Council Tax Support and Discounts
If you are liable for council tax and on a low income then you may be entitled to help with your council tax through Council Tax Support. This scheme replaced the national Council Tax Benefit on 1st April 2013. Council Tax Support is administered by your local authority through their local scheme, and may cover either part or your entire council tax bill depending on your household income. How much help you can get with your council tax will depend on your local scheme. However, the government has reduced the money available to local authorities by 10% and so it is likely that many working age people will have to contribute towards their council tax in order to make up the difference.
It is important to ensure that your council tax bill is correct. If you are living alone or you are very unwell, you may be able to get your bill reduced.
Single person’s discount

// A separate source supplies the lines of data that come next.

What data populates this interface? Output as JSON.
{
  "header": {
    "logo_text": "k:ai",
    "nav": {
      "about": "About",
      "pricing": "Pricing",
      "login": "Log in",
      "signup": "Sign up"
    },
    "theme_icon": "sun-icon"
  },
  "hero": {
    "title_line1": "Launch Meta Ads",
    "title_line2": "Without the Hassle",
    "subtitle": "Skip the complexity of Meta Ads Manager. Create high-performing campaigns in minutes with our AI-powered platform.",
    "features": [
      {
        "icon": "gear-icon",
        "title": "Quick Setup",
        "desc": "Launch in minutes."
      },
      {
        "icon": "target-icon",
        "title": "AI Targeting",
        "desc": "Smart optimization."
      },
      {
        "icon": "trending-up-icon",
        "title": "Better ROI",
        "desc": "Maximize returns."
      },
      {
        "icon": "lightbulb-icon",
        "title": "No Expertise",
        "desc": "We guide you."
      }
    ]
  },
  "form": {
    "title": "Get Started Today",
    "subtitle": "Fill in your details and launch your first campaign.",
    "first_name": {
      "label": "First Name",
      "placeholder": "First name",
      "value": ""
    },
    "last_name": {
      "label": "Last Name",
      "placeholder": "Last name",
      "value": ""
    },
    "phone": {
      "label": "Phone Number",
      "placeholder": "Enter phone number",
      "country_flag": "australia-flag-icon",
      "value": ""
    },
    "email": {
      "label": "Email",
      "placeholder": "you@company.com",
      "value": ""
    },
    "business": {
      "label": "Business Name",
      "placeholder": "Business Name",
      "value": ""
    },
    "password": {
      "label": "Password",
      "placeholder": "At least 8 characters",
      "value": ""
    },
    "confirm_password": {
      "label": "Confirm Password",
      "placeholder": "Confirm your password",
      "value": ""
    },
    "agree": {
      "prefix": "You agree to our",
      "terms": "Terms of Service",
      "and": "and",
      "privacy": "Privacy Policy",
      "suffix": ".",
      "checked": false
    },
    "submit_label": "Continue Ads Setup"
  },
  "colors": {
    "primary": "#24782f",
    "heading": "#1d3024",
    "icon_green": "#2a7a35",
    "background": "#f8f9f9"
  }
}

If you are the only adult living in a property you should be receiving a ‘single person’s discount’ on your council tax bill, this will reduce the bill by 25%. You will also receive this discount if you are not the only adult, but the other people you live with are not liable to pay council tax because, for example they are students or exempt due to a ‘severe mental impairment’.
Exemption due to severe mental impairment
The council tax rules say that a person is exempt from council tax if they have a ‘severe mental impairment’. It states that ‘a person is severely mentally impaired if he has a severe impairment of intelligence and social functioning (however caused) which appears to be permanent’.
To qualify for the exemption you must obtain confirmation from a doctor stating that you are severely mentally impaired and receive one of the following benefits:
•DLA with the middle or highest rate care component
•Personal Independence Payment Daily Living Component (standard or enhanced rate)
•Severe Disablement Allowance
•Employment and Support Allowance
•Income Support or Jobseekers Allowance with a disability premium
•Working Tax Credit with the disability element
Disabled band reduction scheme
If you or a person that lives with you has a disability that means they require additional space, it may be possible to get the council tax bill reduced to the price of the next band down. So if, for example your property is in band C, you would be charged the band B rate.
To qualify for the disabled band reduction you would have to show that the property is the main residence of at least one disabled person. The property must also have an additional room to meet the needs of the disabled person (if the room is not a kitchen or bathroom it must be for the predominant use of the disabled person); or additional space to allow for wheelchair use.
If you think you should qualify for a band reduction, you should contact the local authority that issues your council tax bill.
The Social Fund
From April 2013, the discretionary social fund will be disbanded. ‘Crisis loans’ and ‘community care grants’ will no longer be available. ‘Budgeting loans’ will continue to be available until they are replaced by ‘budgeting advances’ under the new Universal Credit scheme.
Crisis loans used to be very helpful to people who were experiencing a delay in the payment of their benefits for some reason. To replace crisis loans, the DWP can now provide ‘short-term advances’ to provide you with some money if you’re having to wait for your benefits to be paid. The short-term advance will have to be paid back, just like a crisis loan.
Local authorities have been given the discretion to set up schemes to replace ‘community care grants’ if they would like to. Some local authorities may not set up schemes at all, and the ones that do may choose to do things very differently. We hope to be able to provide more information about this when we find out more about what local authorities are doing.
on line support group http://www.bipolar4lifesupport.co